ASSIGNED TASK
When a picture appears in the listing, leave it out and copy the rest exactly as it stands.

MATERIAL SUPPLIED
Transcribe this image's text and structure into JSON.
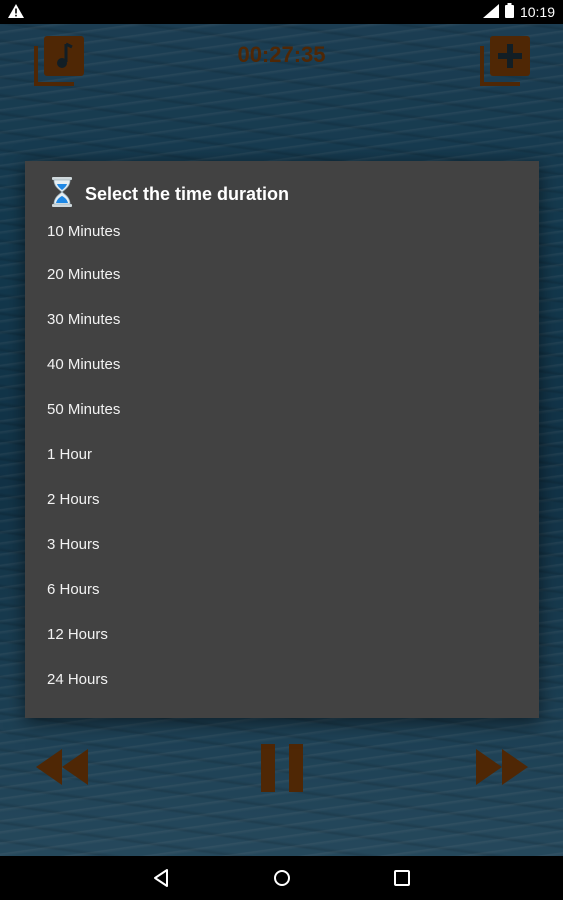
{
  "status_bar": {
    "time": "10:19"
  },
  "player": {
    "timer": "00:27:35"
  },
  "dialog": {
    "title": "Select the time duration",
    "options": [
      "10 Minutes",
      "20 Minutes",
      "30 Minutes",
      "40 Minutes",
      "50 Minutes",
      "1 Hour",
      "2 Hours",
      "3 Hours",
      "6 Hours",
      "12 Hours",
      "24 Hours"
    ]
  },
  "icons": {
    "warning": "warning-icon",
    "signal": "signal-icon",
    "battery": "battery-icon",
    "music": "music-library-icon",
    "add": "add-playlist-icon",
    "hourglass": "hourglass-icon",
    "rewind": "rewind-icon",
    "pause": "pause-icon",
    "fast_forward": "fast-forward-icon",
    "back": "back-icon",
    "home": "home-icon",
    "recents": "recents-icon"
  },
  "colors": {
    "accent": "#7a3d08",
    "dialog_bg": "#424242"
  }
}
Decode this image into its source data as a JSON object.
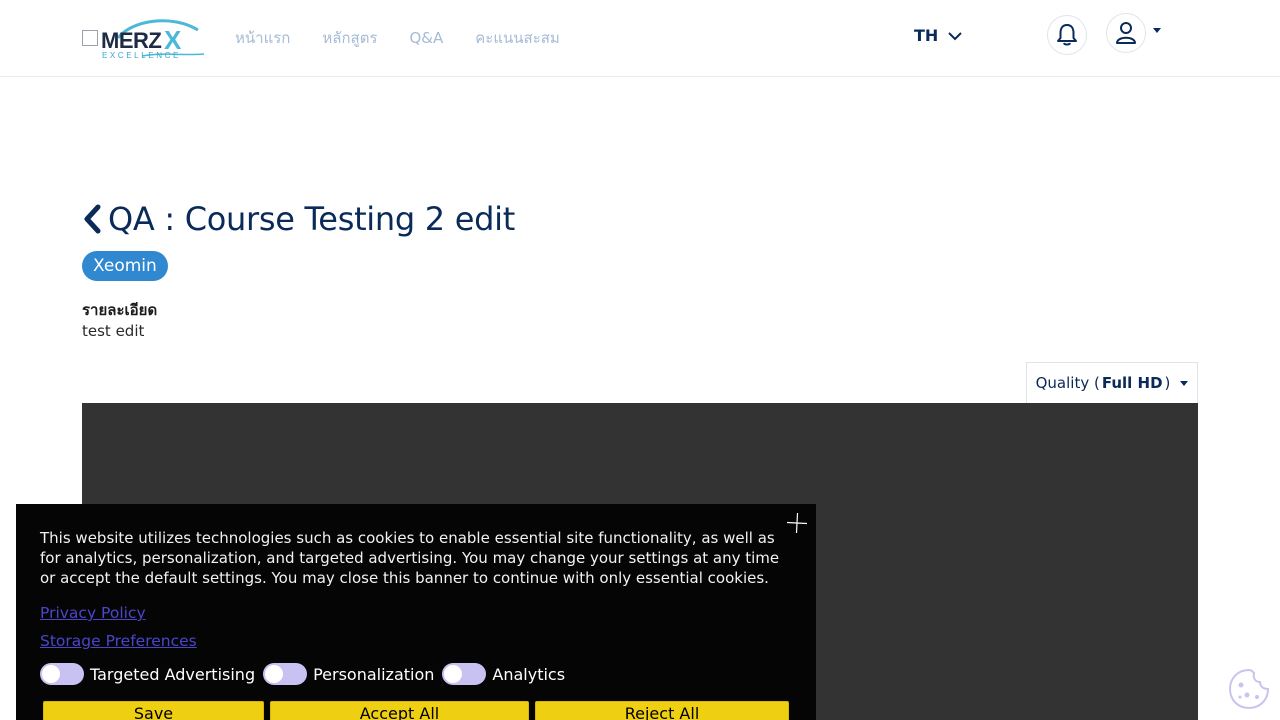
{
  "header": {
    "logo": {
      "wordmark": "MERZ",
      "mark": "X",
      "tagline": "EXCELLENCE"
    },
    "nav": [
      {
        "label": "หน้าแรก"
      },
      {
        "label": "หลักสูตร"
      },
      {
        "label": "Q&A"
      },
      {
        "label": "คะแนนสะสม"
      }
    ],
    "language": "TH",
    "icons": {
      "notifications": "bell-icon",
      "account": "user-icon"
    }
  },
  "main": {
    "title": "QA : Course Testing 2 edit",
    "badge": "Xeomin",
    "detail_label": "รายละเอียด",
    "detail_text": "test edit",
    "quality": {
      "prefix": "Quality (",
      "value": "Full HD",
      "suffix": ")"
    }
  },
  "cookie_banner": {
    "message": "This website utilizes technologies such as cookies to enable essential site functionality, as well as for analytics, personalization, and targeted advertising. You may change your settings at any time or accept the default settings. You may close this banner to continue with only essential cookies.",
    "privacy_link": "Privacy Policy",
    "storage_link": "Storage Preferences",
    "toggles": [
      {
        "label": "Targeted Advertising",
        "on": false
      },
      {
        "label": "Personalization",
        "on": false
      },
      {
        "label": "Analytics",
        "on": false
      }
    ],
    "buttons": {
      "save": "Save",
      "accept": "Accept All",
      "reject": "Reject All"
    }
  },
  "colors": {
    "primary": "#0a2a5a",
    "nav_link": "#a5bbd6",
    "badge": "#2f88d0",
    "video_bg": "#333333",
    "cookie_bg": "#050505",
    "cookie_button": "#efcf12",
    "cookie_link": "#4b46c9",
    "toggle_track": "#c7c2f2"
  }
}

RESPONSE AREA
Transcribe this image's text and structure into JSON.
{
  "status_bar": {
    "time": "10:19"
  },
  "player": {
    "timer": "00:27:35"
  },
  "dialog": {
    "title": "Select the time duration",
    "options": [
      "10 Minutes",
      "20 Minutes",
      "30 Minutes",
      "40 Minutes",
      "50 Minutes",
      "1 Hour",
      "2 Hours",
      "3 Hours",
      "6 Hours",
      "12 Hours",
      "24 Hours"
    ]
  },
  "icons": {
    "warning": "warning-icon",
    "signal": "signal-icon",
    "battery": "battery-icon",
    "music": "music-library-icon",
    "add": "add-playlist-icon",
    "hourglass": "hourglass-icon",
    "rewind": "rewind-icon",
    "pause": "pause-icon",
    "fast_forward": "fast-forward-icon",
    "back": "back-icon",
    "home": "home-icon",
    "recents": "recents-icon"
  },
  "colors": {
    "accent": "#7a3d08",
    "dialog_bg": "#424242"
  }
}
Decode this image into its source data as a JSON object.
{
  "header": {
    "logo": {
      "wordmark": "MERZ",
      "mark": "X",
      "tagline": "EXCELLENCE"
    },
    "nav": [
      {
        "label": "หน้าแรก"
      },
      {
        "label": "หลักสูตร"
      },
      {
        "label": "Q&A"
      },
      {
        "label": "คะแนนสะสม"
      }
    ],
    "language": "TH",
    "icons": {
      "notifications": "bell-icon",
      "account": "user-icon"
    }
  },
  "main": {
    "title": "QA : Course Testing 2 edit",
    "badge": "Xeomin",
    "detail_label": "รายละเอียด",
    "detail_text": "test edit",
    "quality": {
      "prefix": "Quality (",
      "value": "Full HD",
      "suffix": ")"
    }
  },
  "cookie_banner": {
    "message": "This website utilizes technologies such as cookies to enable essential site functionality, as well as for analytics, personalization, and targeted advertising. You may change your settings at any time or accept the default settings. You may close this banner to continue with only essential cookies.",
    "privacy_link": "Privacy Policy",
    "storage_link": "Storage Preferences",
    "toggles": [
      {
        "label": "Targeted Advertising",
        "on": false
      },
      {
        "label": "Personalization",
        "on": false
      },
      {
        "label": "Analytics",
        "on": false
      }
    ],
    "buttons": {
      "save": "Save",
      "accept": "Accept All",
      "reject": "Reject All"
    }
  },
  "colors": {
    "primary": "#0a2a5a",
    "nav_link": "#a5bbd6",
    "badge": "#2f88d0",
    "video_bg": "#333333",
    "cookie_bg": "#050505",
    "cookie_button": "#efcf12",
    "cookie_link": "#4b46c9",
    "toggle_track": "#c7c2f2"
  }
}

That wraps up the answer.